Place the cooled tomatoes into a tomato milling machine or tomato press. This separates the pulp and skins from the juice. If you don’t have a miller or press, a rustic version is to press the blanched tomatoes through a sieve.
Run the tomatoes through a tomato milling machine or press. Alternately you can use a sieve.
Re-run the leftover skins and pulp through the miller 3 to 4 times to ensure all the liquid is minced out and extracted. You will eventually be left with the skins and seeds which can then be used as compost in the garden.
Add enough salt to the salsa to taste (we used finely ground table salt).
As a guide, for each 20-litres of tomato salsa we added 6 well rounded tablespoons of salt.
Tomato Salsa in all it's freshly made glory.
Wash basil leaves and stuff 2-3 basil leaves into each sterilised bottle.
Using a funnel, fill each bottle with the salsa. Leave a small gap of 2-3cm from the top of each bottle.
Funnel the Salsa into sterilised bottles filled with fresh basil.
Seal the bottles, by capping the bottles.
Seal the salsa, by capping the bottles.
Fill a vat or large pot with water. Place a towel on the bottom of the vat then lay the salsa bottles in the vat until full. The towel will help minimise any breakages.
Place the salsa bottles into a vat or large pot to commence the preservation process.
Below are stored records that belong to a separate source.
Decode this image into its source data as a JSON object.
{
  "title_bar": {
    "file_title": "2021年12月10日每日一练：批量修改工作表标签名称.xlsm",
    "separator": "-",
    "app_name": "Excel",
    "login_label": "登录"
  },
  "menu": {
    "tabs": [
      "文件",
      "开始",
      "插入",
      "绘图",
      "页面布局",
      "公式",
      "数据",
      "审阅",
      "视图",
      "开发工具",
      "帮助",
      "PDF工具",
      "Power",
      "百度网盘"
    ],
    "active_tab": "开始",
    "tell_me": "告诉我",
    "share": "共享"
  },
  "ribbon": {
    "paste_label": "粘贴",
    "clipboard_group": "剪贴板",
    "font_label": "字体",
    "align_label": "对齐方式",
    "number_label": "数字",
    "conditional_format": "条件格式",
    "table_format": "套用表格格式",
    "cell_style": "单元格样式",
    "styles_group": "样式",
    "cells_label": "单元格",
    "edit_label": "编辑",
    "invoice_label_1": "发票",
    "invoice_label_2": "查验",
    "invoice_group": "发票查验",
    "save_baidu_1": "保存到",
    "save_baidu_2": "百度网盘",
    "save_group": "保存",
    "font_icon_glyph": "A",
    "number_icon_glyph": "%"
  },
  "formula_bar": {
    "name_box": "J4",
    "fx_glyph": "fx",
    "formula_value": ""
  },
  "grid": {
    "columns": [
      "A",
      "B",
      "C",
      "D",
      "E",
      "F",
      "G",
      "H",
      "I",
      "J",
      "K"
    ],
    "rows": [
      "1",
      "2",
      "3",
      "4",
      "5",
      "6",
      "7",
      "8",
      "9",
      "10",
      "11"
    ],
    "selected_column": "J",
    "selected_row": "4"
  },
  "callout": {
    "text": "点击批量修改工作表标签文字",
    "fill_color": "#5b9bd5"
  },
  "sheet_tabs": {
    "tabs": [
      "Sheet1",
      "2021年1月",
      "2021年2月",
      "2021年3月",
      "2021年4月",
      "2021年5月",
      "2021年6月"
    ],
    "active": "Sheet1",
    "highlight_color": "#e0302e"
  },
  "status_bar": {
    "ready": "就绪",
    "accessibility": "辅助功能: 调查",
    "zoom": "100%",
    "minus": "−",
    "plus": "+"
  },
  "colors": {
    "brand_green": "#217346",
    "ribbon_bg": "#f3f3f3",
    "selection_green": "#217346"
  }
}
Bring water to the boil and boil for approximately 45-minutes. Leave the bottles in the pot to cool for 24 hours or if you have excess bottles remove and stand them upright on a table in a cool place. This is a classic method for preserving and bottling all food.
Remove bottled salsa from preserving vats and allow to cool.
Preserved Tomato Salsa will keep for years or can be used immediately.
Rich, delicious and healthy homemade tomato salsa.
You can use the salsa immediately - simply heat and pour over freshly cooked pasta.